What is a Welding Position?

The technique which allows a welder to join the metals in the position in which they are found or the position in which a specific component will be used, is called the welding position.

According to the American Welding Society, there are following four welding positions in which arc welding is done −

  • Flat Position

  • Horizontal Position

  • Vertical Position

  • Overhead Position

Flat Position

The flat position is also referred to as down-hand position. In the flat position, the metals to be welded are placed flat and the welder passes the electric arc over them.

The important points about the flat position of welding are as follows −

  • The flat position is the easiest, most economical and most used for all shielded arc welding.

  • The flat position provides the strongest weld joints.

  • The weld beads are very smooth and free from slag spots.

  • The flat position is most applicable for welding of both ferrous and non-ferrous metals, especially for cast iron.

Horizontal Position

The horizontal position is the second most popular welding position. This position is considered an out of position weld. The horizontal position is more challenging and require a higher level of skill.

The important points about the horizontal position are as −

  • The weld axis is horizontal.

  • The horizontal position also requires a short arc length since it helps in preventing the molten puddle of the metal from sagging.

  • The major errors occur in the welding in horizontal position are, under-cutting and overlapping of weld zone.

Vertical Position

In the vertical position of welding, both the weld and the plat will lie vertically. In the vertical position, the welder deposits the bead wither in downhill or uphill direction.

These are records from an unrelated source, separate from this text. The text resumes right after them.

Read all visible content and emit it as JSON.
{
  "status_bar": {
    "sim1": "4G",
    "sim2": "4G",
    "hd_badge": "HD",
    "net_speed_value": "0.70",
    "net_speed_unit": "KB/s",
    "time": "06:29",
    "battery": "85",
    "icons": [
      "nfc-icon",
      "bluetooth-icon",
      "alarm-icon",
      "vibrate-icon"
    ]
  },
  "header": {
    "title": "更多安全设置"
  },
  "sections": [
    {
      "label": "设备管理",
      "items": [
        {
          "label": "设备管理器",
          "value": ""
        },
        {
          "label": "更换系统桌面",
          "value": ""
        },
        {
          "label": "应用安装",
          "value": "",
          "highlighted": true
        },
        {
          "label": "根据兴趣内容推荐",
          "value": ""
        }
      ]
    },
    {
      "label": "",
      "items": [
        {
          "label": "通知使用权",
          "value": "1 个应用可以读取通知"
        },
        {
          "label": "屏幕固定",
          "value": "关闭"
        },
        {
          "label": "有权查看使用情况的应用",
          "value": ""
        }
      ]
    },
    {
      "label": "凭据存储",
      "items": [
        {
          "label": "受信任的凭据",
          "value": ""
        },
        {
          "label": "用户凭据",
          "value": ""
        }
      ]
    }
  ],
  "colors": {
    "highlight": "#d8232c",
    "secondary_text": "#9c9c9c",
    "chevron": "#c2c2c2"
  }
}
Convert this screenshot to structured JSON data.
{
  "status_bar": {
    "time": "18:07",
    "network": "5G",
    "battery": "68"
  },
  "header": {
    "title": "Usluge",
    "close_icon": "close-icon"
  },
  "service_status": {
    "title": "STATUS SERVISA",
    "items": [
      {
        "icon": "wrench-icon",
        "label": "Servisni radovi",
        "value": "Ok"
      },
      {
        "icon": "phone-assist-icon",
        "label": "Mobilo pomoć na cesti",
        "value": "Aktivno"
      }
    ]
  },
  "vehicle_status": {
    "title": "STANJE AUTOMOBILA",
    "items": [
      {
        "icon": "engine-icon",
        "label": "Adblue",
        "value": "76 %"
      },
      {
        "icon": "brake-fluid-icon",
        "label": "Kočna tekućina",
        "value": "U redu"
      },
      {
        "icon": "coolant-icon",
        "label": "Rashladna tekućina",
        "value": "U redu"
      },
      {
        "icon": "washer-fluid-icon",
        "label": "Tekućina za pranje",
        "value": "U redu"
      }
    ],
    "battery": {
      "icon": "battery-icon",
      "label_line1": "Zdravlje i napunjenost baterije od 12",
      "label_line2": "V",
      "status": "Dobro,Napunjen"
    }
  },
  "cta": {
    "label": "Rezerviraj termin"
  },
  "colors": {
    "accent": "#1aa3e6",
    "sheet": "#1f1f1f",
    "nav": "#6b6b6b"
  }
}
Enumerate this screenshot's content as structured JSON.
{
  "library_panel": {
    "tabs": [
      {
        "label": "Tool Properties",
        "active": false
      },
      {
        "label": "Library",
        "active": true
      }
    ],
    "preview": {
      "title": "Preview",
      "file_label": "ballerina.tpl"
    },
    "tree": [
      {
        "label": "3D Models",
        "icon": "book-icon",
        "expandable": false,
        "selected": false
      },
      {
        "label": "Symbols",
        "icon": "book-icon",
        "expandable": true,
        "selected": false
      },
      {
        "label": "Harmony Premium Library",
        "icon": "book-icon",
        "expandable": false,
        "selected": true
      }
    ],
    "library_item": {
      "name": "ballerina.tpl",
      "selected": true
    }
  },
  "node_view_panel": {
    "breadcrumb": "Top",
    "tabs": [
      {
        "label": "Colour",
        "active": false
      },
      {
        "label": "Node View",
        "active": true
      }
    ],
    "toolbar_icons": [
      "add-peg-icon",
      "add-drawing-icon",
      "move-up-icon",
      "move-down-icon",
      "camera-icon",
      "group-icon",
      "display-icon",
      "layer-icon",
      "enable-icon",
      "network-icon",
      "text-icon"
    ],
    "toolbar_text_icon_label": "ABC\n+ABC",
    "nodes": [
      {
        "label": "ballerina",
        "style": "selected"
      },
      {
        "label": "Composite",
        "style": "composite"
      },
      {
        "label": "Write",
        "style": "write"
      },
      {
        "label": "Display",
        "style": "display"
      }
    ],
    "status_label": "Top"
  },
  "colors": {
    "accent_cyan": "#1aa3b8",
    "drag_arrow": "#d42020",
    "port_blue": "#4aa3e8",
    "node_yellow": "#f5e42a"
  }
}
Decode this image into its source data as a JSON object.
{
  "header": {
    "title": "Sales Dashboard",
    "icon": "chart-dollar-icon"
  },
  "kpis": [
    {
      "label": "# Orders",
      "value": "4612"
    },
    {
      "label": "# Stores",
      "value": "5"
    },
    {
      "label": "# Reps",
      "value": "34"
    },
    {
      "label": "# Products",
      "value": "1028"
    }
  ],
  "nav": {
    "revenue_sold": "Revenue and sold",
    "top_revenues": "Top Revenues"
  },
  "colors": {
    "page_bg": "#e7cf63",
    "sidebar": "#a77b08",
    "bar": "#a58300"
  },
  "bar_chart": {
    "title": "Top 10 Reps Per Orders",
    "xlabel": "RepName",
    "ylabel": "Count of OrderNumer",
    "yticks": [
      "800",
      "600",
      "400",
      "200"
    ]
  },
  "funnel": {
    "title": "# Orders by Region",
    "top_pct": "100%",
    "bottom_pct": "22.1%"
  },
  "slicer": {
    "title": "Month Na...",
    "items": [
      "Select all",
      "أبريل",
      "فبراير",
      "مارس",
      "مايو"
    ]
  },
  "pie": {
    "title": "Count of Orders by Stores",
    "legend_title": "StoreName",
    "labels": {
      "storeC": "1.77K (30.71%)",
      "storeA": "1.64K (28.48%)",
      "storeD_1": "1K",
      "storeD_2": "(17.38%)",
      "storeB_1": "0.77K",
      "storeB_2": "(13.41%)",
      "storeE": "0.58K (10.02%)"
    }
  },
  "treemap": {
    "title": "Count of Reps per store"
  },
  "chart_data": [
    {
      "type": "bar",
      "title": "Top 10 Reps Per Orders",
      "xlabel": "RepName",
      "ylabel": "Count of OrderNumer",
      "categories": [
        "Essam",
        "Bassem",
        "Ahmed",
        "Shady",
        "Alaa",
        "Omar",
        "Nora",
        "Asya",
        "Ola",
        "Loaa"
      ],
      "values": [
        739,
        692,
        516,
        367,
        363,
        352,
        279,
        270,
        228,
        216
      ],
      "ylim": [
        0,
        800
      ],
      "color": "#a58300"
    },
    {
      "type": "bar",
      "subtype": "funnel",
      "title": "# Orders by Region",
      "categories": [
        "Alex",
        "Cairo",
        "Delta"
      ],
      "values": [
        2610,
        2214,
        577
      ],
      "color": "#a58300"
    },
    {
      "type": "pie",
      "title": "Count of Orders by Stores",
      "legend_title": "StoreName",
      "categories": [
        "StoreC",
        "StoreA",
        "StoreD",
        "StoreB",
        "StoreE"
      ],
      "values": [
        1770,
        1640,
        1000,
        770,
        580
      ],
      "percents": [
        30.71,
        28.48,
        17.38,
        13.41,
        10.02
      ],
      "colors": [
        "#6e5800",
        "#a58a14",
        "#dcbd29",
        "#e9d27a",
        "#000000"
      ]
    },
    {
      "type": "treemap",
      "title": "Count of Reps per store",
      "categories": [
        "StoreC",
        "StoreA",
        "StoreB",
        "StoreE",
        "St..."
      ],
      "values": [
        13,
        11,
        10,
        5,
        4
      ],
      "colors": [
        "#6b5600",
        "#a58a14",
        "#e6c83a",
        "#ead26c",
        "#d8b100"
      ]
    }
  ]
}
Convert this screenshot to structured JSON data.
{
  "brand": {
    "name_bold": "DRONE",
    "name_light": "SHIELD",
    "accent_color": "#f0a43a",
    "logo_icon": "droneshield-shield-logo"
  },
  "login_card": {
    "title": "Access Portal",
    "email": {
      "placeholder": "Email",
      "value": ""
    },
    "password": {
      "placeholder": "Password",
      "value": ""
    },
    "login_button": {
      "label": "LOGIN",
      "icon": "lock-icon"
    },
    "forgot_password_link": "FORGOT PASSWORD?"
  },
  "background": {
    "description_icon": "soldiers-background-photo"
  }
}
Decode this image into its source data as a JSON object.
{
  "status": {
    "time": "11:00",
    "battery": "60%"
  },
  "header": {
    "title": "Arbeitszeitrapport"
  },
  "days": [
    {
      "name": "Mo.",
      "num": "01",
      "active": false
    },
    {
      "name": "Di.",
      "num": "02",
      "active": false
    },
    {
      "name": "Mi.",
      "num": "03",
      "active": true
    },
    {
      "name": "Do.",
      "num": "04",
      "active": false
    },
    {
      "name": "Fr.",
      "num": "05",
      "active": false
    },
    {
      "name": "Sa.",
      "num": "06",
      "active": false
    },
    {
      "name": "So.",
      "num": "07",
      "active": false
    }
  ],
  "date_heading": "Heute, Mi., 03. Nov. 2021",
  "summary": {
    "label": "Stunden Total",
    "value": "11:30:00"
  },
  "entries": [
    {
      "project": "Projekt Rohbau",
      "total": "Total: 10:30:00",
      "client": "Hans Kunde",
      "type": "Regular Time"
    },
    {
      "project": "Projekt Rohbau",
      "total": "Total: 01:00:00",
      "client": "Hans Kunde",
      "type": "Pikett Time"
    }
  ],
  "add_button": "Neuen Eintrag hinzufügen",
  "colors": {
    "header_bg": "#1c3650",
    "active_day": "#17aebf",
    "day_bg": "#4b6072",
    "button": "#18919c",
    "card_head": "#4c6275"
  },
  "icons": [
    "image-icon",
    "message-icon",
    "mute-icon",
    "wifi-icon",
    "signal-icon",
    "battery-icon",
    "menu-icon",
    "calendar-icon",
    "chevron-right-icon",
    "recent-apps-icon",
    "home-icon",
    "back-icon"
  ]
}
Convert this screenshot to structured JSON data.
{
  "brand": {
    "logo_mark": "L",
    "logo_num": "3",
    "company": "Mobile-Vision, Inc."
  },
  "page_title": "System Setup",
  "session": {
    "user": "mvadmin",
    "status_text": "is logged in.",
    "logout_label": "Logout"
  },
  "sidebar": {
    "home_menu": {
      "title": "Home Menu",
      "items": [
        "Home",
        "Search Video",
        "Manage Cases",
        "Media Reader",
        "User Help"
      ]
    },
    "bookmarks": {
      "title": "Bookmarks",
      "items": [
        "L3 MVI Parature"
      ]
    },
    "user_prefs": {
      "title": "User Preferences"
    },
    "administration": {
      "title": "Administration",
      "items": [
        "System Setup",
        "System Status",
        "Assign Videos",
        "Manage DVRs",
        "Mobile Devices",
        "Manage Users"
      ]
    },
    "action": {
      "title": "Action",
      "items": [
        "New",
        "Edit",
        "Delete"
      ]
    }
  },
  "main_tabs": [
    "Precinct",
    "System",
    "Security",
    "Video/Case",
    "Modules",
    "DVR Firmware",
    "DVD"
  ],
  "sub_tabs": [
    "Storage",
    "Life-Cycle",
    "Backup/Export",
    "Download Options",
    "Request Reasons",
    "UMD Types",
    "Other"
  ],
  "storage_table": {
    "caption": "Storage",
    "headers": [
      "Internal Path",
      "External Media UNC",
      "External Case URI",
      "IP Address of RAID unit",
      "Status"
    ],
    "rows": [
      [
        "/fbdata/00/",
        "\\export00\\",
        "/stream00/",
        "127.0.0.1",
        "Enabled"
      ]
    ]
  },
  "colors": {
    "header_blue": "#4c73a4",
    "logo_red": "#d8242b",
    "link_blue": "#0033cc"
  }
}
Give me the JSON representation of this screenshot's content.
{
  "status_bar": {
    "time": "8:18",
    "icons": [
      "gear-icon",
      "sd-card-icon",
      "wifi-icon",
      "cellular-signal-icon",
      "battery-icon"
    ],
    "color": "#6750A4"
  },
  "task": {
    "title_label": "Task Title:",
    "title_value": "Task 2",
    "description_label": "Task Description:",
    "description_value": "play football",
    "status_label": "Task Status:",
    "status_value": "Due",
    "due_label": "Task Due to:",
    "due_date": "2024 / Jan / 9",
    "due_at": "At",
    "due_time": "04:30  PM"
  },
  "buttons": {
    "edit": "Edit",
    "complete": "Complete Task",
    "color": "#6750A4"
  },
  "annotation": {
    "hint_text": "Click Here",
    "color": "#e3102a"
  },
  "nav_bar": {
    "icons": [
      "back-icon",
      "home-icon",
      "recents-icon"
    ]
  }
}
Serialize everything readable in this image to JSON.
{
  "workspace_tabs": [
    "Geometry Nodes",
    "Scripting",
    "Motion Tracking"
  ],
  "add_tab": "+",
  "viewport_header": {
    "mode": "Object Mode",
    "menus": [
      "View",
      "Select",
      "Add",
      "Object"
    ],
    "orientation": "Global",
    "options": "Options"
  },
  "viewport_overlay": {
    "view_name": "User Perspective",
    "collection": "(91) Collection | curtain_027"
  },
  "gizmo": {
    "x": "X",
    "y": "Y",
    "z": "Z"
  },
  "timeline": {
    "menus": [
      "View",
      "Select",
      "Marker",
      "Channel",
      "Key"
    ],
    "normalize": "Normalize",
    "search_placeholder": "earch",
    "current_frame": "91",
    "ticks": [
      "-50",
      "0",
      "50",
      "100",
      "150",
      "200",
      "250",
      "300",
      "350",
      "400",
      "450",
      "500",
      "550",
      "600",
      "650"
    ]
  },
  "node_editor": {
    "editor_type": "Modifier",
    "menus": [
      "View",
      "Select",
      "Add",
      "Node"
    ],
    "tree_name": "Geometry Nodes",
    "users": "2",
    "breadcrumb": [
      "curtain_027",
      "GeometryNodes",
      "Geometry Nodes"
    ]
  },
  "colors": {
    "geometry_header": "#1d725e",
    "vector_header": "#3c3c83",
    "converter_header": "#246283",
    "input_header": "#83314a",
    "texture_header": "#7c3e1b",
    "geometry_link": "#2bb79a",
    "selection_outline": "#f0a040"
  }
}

The points about the vertical position of welding are −

  • The uphill welding is suitable for thick metals as it produces stronger welds.

  • The downhill welding is most commonly used for thin metals since it is faster than uphill welding.

  • The major problem associated with the vertical position is that the molten metal flowing downward and piling up.

Overhead Position

The overhead position of welding is the most difficult position to work in. In this position, the welding is performed with the two pieces of metal above the welder and the welder needs to angle himself and the equipment to reach the joints.

The important points about the overhead position of the welding are as −

  • In the overhead position, the welder has to be very the cautions otherwise he may get burnt by the drops of falling metal.

  • The overhead position weld is the most dangerous one.

  • The major issue in the overhead position weld is the metal sagging from the plat. When the metal sags, it creates a crown. This issue can be avoided by keeping small the puddle of molten metal.